- [Dataset records]:
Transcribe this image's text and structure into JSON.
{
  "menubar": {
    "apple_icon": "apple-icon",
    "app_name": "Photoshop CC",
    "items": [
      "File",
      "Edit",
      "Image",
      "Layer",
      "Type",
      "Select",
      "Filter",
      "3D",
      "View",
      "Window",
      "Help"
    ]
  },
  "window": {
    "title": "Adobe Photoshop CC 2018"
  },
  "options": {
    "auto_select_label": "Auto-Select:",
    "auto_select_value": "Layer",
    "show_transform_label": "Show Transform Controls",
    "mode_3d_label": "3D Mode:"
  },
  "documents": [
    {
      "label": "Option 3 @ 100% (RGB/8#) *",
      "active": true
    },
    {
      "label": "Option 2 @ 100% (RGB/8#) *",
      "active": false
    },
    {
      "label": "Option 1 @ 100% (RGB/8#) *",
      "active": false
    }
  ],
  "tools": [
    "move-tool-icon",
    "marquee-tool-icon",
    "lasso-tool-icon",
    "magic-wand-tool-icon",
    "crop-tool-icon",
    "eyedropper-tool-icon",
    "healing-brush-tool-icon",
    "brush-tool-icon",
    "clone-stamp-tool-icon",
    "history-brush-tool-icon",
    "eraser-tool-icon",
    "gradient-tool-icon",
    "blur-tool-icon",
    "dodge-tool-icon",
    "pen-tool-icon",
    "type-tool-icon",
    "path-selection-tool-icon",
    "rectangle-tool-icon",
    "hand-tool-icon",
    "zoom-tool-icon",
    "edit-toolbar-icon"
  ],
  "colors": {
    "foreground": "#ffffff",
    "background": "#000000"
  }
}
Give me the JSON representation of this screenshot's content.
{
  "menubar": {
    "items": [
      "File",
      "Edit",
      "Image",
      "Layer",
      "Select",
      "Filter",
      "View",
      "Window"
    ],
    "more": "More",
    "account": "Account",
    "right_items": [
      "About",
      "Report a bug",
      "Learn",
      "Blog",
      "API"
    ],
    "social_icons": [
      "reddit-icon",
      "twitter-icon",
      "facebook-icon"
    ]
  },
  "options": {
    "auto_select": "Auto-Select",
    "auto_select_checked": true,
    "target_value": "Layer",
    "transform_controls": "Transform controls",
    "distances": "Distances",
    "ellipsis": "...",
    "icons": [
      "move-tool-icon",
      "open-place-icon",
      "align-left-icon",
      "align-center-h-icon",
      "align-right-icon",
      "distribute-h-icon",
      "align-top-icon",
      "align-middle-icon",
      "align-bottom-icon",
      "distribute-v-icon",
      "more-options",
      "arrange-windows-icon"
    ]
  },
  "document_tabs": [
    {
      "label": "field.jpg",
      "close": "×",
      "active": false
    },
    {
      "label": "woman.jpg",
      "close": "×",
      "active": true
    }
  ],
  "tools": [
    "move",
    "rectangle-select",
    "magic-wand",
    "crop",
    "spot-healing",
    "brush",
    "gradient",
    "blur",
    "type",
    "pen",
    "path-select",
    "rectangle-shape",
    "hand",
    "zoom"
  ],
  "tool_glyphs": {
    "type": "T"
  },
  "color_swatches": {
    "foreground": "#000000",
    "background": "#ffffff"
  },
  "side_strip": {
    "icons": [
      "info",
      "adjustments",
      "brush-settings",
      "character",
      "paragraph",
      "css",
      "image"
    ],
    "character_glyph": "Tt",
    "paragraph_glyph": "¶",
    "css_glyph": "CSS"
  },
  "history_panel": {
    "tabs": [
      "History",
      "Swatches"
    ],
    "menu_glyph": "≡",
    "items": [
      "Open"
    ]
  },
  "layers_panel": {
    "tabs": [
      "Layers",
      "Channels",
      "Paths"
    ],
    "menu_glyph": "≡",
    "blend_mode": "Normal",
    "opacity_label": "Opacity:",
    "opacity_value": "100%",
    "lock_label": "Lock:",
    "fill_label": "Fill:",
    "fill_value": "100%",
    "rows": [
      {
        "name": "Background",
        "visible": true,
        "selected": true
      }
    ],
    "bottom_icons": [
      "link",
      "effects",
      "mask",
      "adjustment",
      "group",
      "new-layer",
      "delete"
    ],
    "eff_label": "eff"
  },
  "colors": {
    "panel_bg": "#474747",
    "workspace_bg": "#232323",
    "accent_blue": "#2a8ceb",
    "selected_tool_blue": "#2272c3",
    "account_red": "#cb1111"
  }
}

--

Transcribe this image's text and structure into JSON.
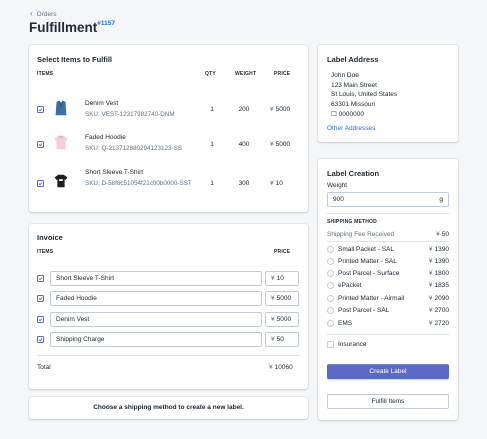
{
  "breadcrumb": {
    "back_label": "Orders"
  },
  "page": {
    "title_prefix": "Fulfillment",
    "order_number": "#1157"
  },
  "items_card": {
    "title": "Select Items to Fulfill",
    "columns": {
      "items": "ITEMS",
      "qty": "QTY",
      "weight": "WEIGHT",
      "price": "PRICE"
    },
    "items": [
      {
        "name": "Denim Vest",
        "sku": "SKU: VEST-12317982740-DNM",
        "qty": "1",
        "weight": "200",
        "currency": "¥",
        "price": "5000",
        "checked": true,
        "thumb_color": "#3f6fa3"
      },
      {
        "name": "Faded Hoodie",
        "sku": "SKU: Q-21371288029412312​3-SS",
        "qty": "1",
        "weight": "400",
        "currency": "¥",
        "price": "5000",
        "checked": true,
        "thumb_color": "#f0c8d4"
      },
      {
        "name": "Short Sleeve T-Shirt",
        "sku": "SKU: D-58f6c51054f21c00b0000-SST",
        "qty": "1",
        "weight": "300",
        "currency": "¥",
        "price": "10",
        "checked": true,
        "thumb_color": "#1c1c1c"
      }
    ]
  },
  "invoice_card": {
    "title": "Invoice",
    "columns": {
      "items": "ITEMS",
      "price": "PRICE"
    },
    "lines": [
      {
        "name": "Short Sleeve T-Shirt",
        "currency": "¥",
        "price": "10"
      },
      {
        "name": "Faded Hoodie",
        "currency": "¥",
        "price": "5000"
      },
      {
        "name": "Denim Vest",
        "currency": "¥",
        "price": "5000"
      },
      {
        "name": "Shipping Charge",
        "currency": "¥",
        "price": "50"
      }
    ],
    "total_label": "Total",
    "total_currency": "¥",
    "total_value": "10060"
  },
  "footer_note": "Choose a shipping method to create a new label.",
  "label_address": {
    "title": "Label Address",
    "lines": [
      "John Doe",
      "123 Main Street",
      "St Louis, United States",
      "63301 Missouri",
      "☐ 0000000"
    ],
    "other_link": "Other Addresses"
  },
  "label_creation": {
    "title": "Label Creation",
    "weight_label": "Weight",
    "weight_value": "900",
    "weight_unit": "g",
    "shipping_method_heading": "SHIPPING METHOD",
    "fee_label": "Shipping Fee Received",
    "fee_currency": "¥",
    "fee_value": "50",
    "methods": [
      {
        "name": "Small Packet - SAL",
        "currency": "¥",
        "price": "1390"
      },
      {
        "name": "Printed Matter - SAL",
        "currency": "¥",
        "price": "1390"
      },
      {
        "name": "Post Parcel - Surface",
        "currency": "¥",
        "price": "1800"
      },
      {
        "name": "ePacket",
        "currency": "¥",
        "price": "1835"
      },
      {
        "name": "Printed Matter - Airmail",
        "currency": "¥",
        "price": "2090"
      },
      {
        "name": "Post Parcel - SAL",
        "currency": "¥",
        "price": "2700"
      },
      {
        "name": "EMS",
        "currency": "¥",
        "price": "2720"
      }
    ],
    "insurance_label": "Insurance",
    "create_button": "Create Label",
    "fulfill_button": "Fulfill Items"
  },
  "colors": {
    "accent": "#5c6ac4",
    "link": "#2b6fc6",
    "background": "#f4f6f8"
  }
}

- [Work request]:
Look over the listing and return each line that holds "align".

- [Output]:
      "align-left-icon",
      "align-center-h-icon",
      "align-right-icon",
      "align-top-icon",
      "align-middle-icon",
      "align-bottom-icon",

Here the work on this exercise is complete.